■ DATA
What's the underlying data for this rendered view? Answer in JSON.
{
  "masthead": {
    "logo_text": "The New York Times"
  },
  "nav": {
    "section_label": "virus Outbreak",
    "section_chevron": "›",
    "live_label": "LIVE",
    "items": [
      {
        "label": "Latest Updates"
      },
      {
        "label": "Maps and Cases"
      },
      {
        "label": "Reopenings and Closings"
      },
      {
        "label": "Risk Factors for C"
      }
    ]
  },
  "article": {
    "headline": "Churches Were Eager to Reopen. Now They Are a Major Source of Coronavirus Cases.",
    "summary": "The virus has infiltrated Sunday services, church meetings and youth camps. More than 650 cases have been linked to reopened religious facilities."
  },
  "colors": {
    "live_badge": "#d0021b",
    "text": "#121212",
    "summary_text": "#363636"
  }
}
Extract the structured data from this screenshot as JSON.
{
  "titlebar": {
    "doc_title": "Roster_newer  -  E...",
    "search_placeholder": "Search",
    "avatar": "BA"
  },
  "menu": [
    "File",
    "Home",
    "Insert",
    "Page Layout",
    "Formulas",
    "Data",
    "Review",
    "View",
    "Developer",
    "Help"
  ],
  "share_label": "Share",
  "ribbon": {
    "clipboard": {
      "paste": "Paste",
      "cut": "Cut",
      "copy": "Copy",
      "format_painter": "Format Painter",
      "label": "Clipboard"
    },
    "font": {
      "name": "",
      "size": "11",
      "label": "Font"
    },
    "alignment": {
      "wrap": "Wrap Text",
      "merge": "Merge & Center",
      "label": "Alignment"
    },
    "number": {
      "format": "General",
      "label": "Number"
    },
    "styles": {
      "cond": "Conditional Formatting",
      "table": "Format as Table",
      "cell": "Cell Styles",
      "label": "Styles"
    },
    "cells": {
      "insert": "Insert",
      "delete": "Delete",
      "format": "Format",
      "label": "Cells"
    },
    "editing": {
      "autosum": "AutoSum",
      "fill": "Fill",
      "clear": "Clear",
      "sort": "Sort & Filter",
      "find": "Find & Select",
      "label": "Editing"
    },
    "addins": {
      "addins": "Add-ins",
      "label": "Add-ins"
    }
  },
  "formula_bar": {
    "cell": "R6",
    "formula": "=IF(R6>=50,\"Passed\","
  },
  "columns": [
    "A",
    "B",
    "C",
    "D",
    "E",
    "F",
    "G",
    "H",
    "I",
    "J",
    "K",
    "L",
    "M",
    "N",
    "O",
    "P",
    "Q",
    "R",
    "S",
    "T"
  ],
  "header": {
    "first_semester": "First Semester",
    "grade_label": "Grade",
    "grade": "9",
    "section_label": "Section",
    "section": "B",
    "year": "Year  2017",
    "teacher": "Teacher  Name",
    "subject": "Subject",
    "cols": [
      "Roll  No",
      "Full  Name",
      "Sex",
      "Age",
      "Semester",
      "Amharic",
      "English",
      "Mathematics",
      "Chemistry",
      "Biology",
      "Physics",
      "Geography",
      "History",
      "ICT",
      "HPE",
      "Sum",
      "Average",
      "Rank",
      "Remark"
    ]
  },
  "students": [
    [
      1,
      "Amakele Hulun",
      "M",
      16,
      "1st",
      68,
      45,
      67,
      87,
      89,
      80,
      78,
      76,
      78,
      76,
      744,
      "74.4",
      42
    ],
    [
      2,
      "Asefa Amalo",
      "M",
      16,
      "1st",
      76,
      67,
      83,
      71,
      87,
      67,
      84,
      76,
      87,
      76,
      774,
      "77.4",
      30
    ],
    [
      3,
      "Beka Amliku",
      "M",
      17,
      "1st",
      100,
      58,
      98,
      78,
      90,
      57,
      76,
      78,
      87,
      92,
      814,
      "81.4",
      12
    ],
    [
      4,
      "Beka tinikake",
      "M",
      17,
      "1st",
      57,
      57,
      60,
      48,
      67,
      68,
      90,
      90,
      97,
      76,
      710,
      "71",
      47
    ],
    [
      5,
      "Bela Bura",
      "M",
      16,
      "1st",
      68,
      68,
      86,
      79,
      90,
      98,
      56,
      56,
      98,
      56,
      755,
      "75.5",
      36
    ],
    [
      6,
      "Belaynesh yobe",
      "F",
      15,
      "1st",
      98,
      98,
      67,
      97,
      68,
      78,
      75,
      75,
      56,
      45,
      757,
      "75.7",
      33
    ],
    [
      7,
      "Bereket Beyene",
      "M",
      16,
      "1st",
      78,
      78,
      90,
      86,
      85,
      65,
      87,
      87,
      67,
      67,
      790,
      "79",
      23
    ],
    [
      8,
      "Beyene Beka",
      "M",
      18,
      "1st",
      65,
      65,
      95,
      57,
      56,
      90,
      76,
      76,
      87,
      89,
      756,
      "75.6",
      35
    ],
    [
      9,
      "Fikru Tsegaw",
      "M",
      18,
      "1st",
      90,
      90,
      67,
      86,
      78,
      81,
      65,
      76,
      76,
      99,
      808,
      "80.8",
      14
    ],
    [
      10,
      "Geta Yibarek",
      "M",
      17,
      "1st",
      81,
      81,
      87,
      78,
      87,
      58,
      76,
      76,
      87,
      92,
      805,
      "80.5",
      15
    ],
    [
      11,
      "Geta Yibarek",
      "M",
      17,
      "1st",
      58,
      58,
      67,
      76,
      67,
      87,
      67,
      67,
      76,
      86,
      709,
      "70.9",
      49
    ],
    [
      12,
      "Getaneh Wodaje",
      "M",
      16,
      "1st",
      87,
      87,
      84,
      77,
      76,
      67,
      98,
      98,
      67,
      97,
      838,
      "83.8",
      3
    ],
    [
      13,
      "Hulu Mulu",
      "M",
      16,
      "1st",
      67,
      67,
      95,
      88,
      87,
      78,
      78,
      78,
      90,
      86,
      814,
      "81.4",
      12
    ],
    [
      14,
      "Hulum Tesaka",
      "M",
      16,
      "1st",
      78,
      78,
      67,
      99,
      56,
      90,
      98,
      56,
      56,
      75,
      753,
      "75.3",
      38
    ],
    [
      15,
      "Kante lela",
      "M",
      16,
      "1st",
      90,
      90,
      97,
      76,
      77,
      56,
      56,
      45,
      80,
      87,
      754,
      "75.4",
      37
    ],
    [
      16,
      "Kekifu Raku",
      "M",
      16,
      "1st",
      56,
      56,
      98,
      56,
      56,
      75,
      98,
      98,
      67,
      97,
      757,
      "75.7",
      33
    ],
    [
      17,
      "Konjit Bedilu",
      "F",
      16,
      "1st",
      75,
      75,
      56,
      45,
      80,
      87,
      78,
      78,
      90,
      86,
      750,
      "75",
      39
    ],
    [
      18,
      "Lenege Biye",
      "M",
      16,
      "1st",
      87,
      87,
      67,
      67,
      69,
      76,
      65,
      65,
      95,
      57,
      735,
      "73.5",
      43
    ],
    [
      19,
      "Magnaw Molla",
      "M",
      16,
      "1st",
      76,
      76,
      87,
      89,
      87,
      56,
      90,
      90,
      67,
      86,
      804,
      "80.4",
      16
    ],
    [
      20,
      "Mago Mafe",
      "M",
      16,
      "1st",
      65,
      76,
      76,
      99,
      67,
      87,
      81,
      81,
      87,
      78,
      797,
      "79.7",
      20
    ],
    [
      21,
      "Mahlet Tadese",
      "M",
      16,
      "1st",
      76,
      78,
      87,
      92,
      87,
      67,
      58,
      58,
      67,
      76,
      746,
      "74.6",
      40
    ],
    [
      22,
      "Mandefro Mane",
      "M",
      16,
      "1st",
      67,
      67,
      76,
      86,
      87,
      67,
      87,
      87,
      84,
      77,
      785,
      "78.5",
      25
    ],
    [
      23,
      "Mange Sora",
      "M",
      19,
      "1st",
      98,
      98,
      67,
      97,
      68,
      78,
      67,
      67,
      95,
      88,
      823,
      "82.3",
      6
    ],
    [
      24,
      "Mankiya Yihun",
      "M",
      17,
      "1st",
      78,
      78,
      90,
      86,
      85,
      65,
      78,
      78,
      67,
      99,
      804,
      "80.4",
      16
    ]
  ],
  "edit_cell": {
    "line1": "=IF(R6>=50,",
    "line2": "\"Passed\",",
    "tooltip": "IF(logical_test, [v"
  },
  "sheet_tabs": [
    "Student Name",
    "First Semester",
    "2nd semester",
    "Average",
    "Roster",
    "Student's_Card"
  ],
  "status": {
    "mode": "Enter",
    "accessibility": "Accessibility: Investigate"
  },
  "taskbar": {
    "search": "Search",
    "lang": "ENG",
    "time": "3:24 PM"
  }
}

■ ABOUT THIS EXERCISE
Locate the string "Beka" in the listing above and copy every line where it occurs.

■ PROBLEM SOLUTION
      "Beka Amliku",
      "Beka tinikake",
      "Beyene Beka",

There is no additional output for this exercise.